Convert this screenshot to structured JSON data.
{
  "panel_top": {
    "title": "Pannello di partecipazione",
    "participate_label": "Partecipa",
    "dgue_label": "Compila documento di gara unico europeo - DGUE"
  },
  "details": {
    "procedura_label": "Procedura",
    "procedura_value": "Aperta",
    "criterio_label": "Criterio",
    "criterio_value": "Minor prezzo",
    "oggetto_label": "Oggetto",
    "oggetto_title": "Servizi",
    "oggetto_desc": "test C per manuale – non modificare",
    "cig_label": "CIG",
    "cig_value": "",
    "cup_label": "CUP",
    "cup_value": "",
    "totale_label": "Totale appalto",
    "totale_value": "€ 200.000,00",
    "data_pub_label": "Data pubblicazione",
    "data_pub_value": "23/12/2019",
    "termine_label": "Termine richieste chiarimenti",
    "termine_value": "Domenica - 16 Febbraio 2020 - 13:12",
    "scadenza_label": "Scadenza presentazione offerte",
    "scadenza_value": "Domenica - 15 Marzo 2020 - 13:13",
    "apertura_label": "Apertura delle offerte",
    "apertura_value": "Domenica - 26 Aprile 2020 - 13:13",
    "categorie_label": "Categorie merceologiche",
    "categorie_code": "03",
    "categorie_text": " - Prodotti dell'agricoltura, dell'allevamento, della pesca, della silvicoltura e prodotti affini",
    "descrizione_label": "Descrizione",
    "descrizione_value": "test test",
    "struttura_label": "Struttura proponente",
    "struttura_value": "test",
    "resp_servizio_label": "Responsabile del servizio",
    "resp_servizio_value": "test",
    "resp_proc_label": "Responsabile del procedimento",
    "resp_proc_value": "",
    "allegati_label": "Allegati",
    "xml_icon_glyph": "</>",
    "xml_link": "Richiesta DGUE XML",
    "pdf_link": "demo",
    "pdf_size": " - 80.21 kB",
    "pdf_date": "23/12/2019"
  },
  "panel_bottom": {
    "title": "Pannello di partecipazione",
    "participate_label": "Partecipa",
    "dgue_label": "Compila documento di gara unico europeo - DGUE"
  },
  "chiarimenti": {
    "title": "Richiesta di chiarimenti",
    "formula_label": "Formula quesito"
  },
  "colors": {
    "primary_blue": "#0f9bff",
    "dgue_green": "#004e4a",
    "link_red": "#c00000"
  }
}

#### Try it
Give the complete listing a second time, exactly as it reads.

#### Answer section
Convert this screenshot to structured JSON data.
{
  "panel_top": {
    "title": "Pannello di partecipazione",
    "participate_label": "Partecipa",
    "dgue_label": "Compila documento di gara unico europeo - DGUE"
  },
  "details": {
    "procedura_label": "Procedura",
    "procedura_value": "Aperta",
    "criterio_label": "Criterio",
    "criterio_value": "Minor prezzo",
    "oggetto_label": "Oggetto",
    "oggetto_title": "Servizi",
    "oggetto_desc": "test C per manuale – non modificare",
    "cig_label": "CIG",
    "cig_value": "",
    "cup_label": "CUP",
    "cup_value": "",
    "totale_label": "Totale appalto",
    "totale_value": "€ 200.000,00",
    "data_pub_label": "Data pubblicazione",
    "data_pub_value": "23/12/2019",
    "termine_label": "Termine richieste chiarimenti",
    "termine_value": "Domenica - 16 Febbraio 2020 - 13:12",
    "scadenza_label": "Scadenza presentazione offerte",
    "scadenza_value": "Domenica - 15 Marzo 2020 - 13:13",
    "apertura_label": "Apertura delle offerte",
    "apertura_value": "Domenica - 26 Aprile 2020 - 13:13",
    "categorie_label": "Categorie merceologiche",
    "categorie_code": "03",
    "categorie_text": " - Prodotti dell'agricoltura, dell'allevamento, della pesca, della silvicoltura e prodotti affini",
    "descrizione_label": "Descrizione",
    "descrizione_value": "test test",
    "struttura_label": "Struttura proponente",
    "struttura_value": "test",
    "resp_servizio_label": "Responsabile del servizio",
    "resp_servizio_value": "test",
    "resp_proc_label": "Responsabile del procedimento",
    "resp_proc_value": "",
    "allegati_label": "Allegati",
    "xml_icon_glyph": "</>",
    "xml_link": "Richiesta DGUE XML",
    "pdf_link": "demo",
    "pdf_size": " - 80.21 kB",
    "pdf_date": "23/12/2019"
  },
  "panel_bottom": {
    "title": "Pannello di partecipazione",
    "participate_label": "Partecipa",
    "dgue_label": "Compila documento di gara unico europeo - DGUE"
  },
  "chiarimenti": {
    "title": "Richiesta di chiarimenti",
    "formula_label": "Formula quesito"
  },
  "colors": {
    "primary_blue": "#0f9bff",
    "dgue_green": "#004e4a",
    "link_red": "#c00000"
  }
}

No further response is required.